The company will remain publicly traded but will be renamed Kingfisher Airlines Ltd. Kingfisher and UB head Vijay Mallya will be chairman and chief executive while Deccan's executive chairman, Capt GR Gopinath, will be vice-chairman. For now at least, the two brand names look set to be retained for flight operations and their business models kept largely intact. However, Deccan has in recent months been progressively adopting the corporate colours of Kingfisher (see picture) while adding some in-flight frills.

India's air transport market has been growing rapidly since Deccan's 2003 launch, which was followed by the launch of many other airlines, including Kingfisher in 2005. Almost all of the country's carriers are losing money, however, and over the past year there have been several consolidation moves by the stronger players. In addition to the Kingfisher-Deccan tie-up, Jet Airways acquired the former Air Sahara, which now operates as JetLite, and state-owned Air India and Indian Airlines were merged under the Air India name.

Meanwhile, Kingfisher is ­continuing to seek rights to operate international services but its hopes that they would be secured before the end of 2007 were dashed. India's existing civil aviation policy states that privately-owned carriers can only operate international services after five years of continuous operations.

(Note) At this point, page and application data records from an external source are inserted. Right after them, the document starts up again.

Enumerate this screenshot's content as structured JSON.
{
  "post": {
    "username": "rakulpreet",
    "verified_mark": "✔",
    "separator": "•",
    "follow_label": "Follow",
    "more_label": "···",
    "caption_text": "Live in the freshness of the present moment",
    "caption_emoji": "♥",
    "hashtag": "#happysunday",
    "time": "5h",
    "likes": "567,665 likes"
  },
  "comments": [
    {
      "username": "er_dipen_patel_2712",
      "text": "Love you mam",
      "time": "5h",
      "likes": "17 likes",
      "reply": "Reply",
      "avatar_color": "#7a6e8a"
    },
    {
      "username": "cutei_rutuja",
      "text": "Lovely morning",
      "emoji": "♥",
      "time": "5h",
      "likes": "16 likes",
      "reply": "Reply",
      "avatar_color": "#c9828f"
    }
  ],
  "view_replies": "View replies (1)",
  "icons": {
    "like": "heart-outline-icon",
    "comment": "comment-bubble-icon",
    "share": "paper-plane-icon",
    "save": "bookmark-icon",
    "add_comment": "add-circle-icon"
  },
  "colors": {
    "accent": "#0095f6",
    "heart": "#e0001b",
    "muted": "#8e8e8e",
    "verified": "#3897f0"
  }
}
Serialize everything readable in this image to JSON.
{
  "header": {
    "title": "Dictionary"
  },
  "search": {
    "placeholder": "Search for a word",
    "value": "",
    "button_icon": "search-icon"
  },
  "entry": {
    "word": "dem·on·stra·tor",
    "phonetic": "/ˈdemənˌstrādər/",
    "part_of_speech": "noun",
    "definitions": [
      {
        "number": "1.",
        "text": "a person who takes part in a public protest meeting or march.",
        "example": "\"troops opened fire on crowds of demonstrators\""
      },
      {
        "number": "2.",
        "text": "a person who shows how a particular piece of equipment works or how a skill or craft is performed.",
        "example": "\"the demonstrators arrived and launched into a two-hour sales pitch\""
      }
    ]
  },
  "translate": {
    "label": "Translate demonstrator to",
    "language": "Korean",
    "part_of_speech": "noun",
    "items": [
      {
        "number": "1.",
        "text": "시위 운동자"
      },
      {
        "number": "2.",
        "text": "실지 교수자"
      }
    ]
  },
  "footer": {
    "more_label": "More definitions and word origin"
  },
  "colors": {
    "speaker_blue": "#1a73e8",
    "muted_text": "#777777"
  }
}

Several carriers have launched in India over the last five years and many, including Kingfisher, are lobbying hard for the restrictions to be eased. A new civil aviation policy has been under consideration for some time but government ministers are now at odds over proposals to allow more privately-owned airlines to operate ­international services.